After 79 years, the Buffalo Philharmonic Orchestra (BPO) continues to evolve. Anchored by topflight musicians, the Grammy Award winning ensemble has toured the world while featuring a venerable who's who of guest artists (Yo-Yo Ma, Sir James Galway, and Chris Botti) and music directors (such as Josef Krips, William Steinberg, and Michael Tilson Thomas ) along the way. Executive Director Daniel Hart attributes the BPO's success, in part, to its ability to consistently defy the common public perception of a symphony.

"When people think of a philharmonic orchestra, there is often an inaccurate connotation of fancy events and tuxedos," said Hart. "[Our] orchestra isn't that way. We are a vibrant and flexible organization that pushes out into the community in many ways. In fact, tuxedos are the last things on our mind."

A cornerstone for this perception swing is a close connection with Buffalo's younger generation. Each year, the BPO performs close to 30 concerts for audiences ranging from kindergarten to high school. A large percentage of Buffalo Public School students are also given the opportunity to attend annual performances at the BPO's home at Kleinhans Music Hall.

For advanced music students, the BPO offers master classes to interface with instrumentalists and perform onstage alongside BPO musicians. Its Symphony Scholars program also invites 130 scholars from area high schools who are not musicians, but want to learn about the organization.

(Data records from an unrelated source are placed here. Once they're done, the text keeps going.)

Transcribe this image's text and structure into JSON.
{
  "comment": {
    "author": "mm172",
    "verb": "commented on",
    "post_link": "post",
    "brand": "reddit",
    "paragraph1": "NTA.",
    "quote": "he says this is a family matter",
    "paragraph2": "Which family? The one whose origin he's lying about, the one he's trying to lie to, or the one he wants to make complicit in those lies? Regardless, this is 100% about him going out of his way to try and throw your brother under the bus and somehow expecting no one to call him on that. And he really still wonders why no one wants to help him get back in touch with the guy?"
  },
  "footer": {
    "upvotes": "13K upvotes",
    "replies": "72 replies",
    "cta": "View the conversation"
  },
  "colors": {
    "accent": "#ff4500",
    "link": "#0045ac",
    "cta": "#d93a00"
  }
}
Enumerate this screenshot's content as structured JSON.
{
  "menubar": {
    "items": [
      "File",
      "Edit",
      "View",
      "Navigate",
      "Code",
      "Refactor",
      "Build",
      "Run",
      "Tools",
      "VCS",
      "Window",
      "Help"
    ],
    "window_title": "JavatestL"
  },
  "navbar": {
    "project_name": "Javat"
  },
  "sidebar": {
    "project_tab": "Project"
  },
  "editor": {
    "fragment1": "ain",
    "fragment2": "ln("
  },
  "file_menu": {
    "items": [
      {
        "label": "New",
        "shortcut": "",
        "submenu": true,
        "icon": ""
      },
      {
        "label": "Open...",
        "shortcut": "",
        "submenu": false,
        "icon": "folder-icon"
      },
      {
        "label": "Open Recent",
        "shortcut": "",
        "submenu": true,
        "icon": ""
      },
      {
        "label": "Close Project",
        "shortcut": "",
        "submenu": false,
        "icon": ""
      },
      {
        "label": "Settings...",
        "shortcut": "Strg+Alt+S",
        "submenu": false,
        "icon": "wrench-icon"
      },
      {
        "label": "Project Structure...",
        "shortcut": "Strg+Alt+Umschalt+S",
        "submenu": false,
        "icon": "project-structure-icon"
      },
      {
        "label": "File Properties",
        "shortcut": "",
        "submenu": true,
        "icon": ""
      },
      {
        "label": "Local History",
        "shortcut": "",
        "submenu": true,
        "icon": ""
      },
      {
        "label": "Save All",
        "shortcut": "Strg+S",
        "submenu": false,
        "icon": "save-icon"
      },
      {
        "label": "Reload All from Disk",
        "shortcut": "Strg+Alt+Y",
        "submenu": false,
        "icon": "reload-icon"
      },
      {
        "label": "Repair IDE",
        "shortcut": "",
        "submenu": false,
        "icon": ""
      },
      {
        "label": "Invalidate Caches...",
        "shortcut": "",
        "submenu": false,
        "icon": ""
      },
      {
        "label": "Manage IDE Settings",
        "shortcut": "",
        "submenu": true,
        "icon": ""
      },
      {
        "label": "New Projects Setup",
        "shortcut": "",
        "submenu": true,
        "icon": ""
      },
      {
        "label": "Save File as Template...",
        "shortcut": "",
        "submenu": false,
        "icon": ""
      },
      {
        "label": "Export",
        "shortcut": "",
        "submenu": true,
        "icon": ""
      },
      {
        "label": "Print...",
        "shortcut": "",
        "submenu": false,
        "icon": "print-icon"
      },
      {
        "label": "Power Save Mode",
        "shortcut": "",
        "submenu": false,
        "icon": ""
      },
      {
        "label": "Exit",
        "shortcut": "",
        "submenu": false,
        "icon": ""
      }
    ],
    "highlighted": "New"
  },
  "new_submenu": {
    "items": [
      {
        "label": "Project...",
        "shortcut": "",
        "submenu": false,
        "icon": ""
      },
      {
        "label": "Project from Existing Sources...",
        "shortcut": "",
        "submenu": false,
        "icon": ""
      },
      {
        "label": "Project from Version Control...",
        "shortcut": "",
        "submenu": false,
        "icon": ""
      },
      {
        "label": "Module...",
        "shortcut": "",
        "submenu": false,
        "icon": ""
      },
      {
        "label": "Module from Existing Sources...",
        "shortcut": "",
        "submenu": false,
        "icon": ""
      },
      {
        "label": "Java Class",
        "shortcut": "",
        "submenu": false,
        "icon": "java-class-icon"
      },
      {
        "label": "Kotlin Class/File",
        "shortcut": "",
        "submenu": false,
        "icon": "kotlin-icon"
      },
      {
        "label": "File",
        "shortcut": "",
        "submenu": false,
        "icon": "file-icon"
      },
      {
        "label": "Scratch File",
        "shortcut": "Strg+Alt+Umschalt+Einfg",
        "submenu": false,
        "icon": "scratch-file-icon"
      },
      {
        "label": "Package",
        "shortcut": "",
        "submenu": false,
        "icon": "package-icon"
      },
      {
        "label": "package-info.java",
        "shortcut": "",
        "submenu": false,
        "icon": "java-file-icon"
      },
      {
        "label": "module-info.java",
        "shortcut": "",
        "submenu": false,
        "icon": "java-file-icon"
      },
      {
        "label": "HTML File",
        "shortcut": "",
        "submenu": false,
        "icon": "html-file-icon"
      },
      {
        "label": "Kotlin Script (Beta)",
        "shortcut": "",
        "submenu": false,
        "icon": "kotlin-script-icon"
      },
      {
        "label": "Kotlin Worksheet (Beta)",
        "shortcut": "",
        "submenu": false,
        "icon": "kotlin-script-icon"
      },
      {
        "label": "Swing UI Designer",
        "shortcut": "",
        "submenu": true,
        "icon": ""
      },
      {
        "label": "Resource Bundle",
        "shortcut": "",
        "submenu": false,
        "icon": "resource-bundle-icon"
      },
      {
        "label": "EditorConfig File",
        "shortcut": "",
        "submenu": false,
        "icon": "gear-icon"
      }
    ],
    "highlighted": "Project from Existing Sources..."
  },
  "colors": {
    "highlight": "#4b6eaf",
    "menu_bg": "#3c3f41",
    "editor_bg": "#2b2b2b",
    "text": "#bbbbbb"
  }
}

Outside of the classroom, the BPO makes it mark through robust seasonal programming. Hart credits longtime Music Director JoAnn Falletta for the organization's dynamic selection that includes a classical series, a more contemporary pops series, and an education series. A common thread through these programs is connections, collaborations, and partnerships that resonate with the community. Regional partnerships have included work with Irish Classical Theatre Company, Burchfield Penney Arts Center, Albright-Knox Gallery, University at Buffalo, and a number of other cross-institutional partnerships.

"We are a like a museum in a sense," said Hart. "Throughout our season, JoAnn curates the classic masterpieces of the past four centuries. But she also wants the BPO to be a mirror of contemporary society. Some orchestras have a history of playing either warhorses or the most contemporary. Here, we balance the two."

Like any orchestra, the BPO has attracted audiences, in part, through its featured artists. Hart notes that not only does the BPO look for the "Renée Flemings of the world," but also for those who represent the next generation of musicians. In recent years, the BPO has performed with more contemporary artists such as ukulele virtuoso Jake Shimabukuro and world-renowned banjoist Béla Fleck, and have new 2016 announcements slated for the coming weeks.

Looking forward, the BPO is committed to growing its audience. Hart acknowledges that striking the right programming balance, working with regional partners, and strategic promotion, are all critical steps to ensure that music enthusiasts and patrons of all ages continue to experience the range, depth, and quality of music that the BPO offers.

There is plenty to indicate that the strategy is working. In the past ten years, the BPO has grown its educational programs audience from 10,000 to well above 40,000. And this past summer, more than 15,000 people attended the BPO's waterfront concert performance at Buffalo's Canalside. For Hart, this is an acknowledgement of their mission to preserve a proud tradition while continuing to make an impact through the power of symphonic music.

"We continue to create an exciting and vibrant organization that Buffalo is embracing," he said. "We have a great community here, and that goes for all of the arts playing a part in this city's renaissance. It's part of what makes the community great and vibrant. And the BPO is excited to be part of that."